Record extracts
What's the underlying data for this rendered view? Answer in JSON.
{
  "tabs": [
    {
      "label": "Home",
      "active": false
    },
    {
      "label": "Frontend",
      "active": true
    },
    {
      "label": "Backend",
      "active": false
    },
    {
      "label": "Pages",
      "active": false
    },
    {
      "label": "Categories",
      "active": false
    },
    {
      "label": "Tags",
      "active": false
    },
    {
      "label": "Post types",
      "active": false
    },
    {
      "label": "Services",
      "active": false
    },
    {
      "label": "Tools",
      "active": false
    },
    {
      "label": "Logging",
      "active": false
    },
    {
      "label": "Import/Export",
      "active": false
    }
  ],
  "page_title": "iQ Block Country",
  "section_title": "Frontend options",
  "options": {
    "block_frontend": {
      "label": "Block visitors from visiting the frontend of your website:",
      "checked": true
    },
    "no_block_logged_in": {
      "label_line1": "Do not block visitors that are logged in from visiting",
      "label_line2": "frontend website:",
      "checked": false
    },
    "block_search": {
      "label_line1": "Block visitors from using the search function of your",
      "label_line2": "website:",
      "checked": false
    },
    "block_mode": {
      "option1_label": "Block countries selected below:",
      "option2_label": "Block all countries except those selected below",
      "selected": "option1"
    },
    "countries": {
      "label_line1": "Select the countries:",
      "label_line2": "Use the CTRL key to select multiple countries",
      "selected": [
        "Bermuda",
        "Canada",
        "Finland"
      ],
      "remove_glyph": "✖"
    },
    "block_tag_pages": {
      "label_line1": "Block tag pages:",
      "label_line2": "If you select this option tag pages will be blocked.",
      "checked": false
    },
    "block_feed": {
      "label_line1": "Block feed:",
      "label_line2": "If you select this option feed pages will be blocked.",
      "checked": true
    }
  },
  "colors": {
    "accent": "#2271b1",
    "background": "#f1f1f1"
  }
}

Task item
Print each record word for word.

Solution to the exercise
What's the underlying data for this rendered view? Answer in JSON.
{
  "tabs": [
    {
      "label": "Home",
      "active": false
    },
    {
      "label": "Frontend",
      "active": true
    },
    {
      "label": "Backend",
      "active": false
    },
    {
      "label": "Pages",
      "active": false
    },
    {
      "label": "Categories",
      "active": false
    },
    {
      "label": "Tags",
      "active": false
    },
    {
      "label": "Post types",
      "active": false
    },
    {
      "label": "Services",
      "active": false
    },
    {
      "label": "Tools",
      "active": false
    },
    {
      "label": "Logging",
      "active": false
    },
    {
      "label": "Import/Export",
      "active": false
    }
  ],
  "page_title": "iQ Block Country",
  "section_title": "Frontend options",
  "options": {
    "block_frontend": {
      "label": "Block visitors from visiting the frontend of your website:",
      "checked": true
    },
    "no_block_logged_in": {
      "label_line1": "Do not block visitors that are logged in from visiting",
      "label_line2": "frontend website:",
      "checked": false
    },
    "block_search": {
      "label_line1": "Block visitors from using the search function of your",
      "label_line2": "website:",
      "checked": false
    },
    "block_mode": {
      "option1_label": "Block countries selected below:",
      "option2_label": "Block all countries except those selected below",
      "selected": "option1"
    },
    "countries": {
      "label_line1": "Select the countries:",
      "label_line2": "Use the CTRL key to select multiple countries",
      "selected": [
        "Bermuda",
        "Canada",
        "Finland"
      ],
      "remove_glyph": "✖"
    },
    "block_tag_pages": {
      "label_line1": "Block tag pages:",
      "label_line2": "If you select this option tag pages will be blocked.",
      "checked": false
    },
    "block_feed": {
      "label_line1": "Block feed:",
      "label_line2": "If you select this option feed pages will be blocked.",
      "checked": true
    }
  },
  "colors": {
    "accent": "#2271b1",
    "background": "#f1f1f1"
  }
}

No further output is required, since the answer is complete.